Dayal was 36 when she was first told she may have the condition.
It has left her unable to stand for more than a few seconds at a time, exhausted and aching, and without the support of carers she is house-bound in her Onehunga home. Extreme exhaustion Post-exercise fatigue Muscle, skin and joint pain There’s no specific cure but early diagnosis and lifestyle changes like learning to pace not push, eating well and stress management can increase recovery
The mother-of-one is also unable to care for her teenage daughter who now lives with Dayal’s mother.
‘‘My daughter is impacted hugely – she lives somewhere she doesn’t want to live. She just wants a normal mum who can go to the movies with her and have coffee with,’’ Dayal says.
‘‘I feel extraordinarily alone – a lot of my friendships have faded out because I have ME. Isolation is just so huge.’’
Dayal says sufferers are often misunderstood.
‘‘I think trying to understand it is incredibly difficult – I find it difficult and I suffer from it,’’ she says.
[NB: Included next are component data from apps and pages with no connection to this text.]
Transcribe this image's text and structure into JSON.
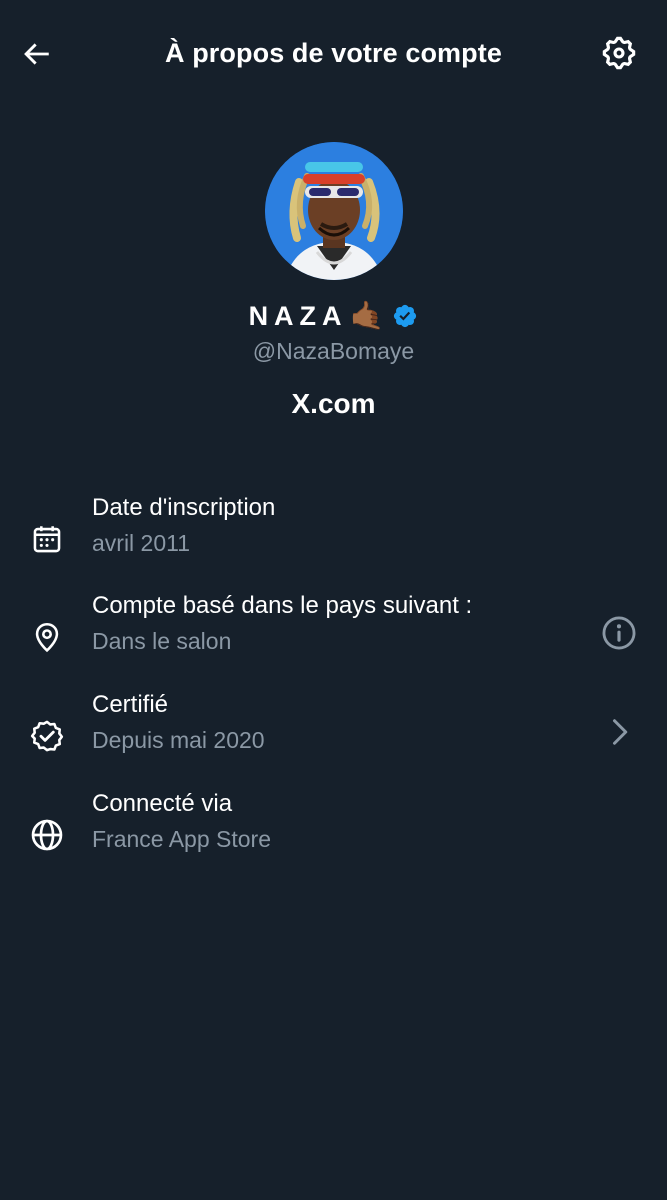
{
  "header": {
    "title": "À propos de votre compte",
    "back_icon": "arrow-left-icon",
    "settings_icon": "gear-icon"
  },
  "profile": {
    "display_name": "NAZA",
    "emoji": "🤙🏾",
    "verified": true,
    "handle": "@NazaBomaye",
    "site": "X.com"
  },
  "rows": [
    {
      "icon": "calendar-icon",
      "title": "Date d'inscription",
      "value": "avril 2011"
    },
    {
      "icon": "location-pin-icon",
      "title": "Compte basé dans le pays suivant :",
      "value": "Dans le salon",
      "action_icon": "info-icon"
    },
    {
      "icon": "verified-badge-outline-icon",
      "title": "Certifié",
      "value": "Depuis mai 2020",
      "action_icon": "chevron-right-icon"
    },
    {
      "icon": "globe-icon",
      "title": "Connecté via",
      "value": "France App Store"
    }
  ],
  "colors": {
    "background": "#16202b",
    "primary_text": "#ffffff",
    "secondary_text": "#8b98a5",
    "verified_blue": "#1d9bf0"
  }
}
‘‘But I find it quite extraordinary when people don’t believe you.
‘‘Just because you can’t see there’s anything wrong with me it doesn’t mean it’s not there.’’
Dayal has made small steps forward in the last four weeks. She can now walk a few steps further from her bed and is able to feed herself. But she still has a very long way to go, she says.
A survey of 221 people with ME conducted by clinical psychologist Dr Don Baken found most sufferers feel stigmatised.
‘‘People with ME/CFS often feel that its impact is poorly understood and trivialised,’’ Baken says.
Wendy Matthews says more help and understanding is needed for Auckland sufferers.
Matthews helps others through her role as co-ordinator of the East Auckland Chronic Fatigue Support Group.
A new incorporated society called ME Auckland has been set up which is fundraising to provide three to four trained support workers to help sufferers Auckland-wide, she says.
These workers will provide support group meetings and liaise with other community groups to help more sufferers. The group hopes to have the first worker in place by August.
Misunderstood illness: Manisha Dayal suffers from myalgic encephalopathy (ME), also known as chronic fatigue syndrome, which has left her house-bound.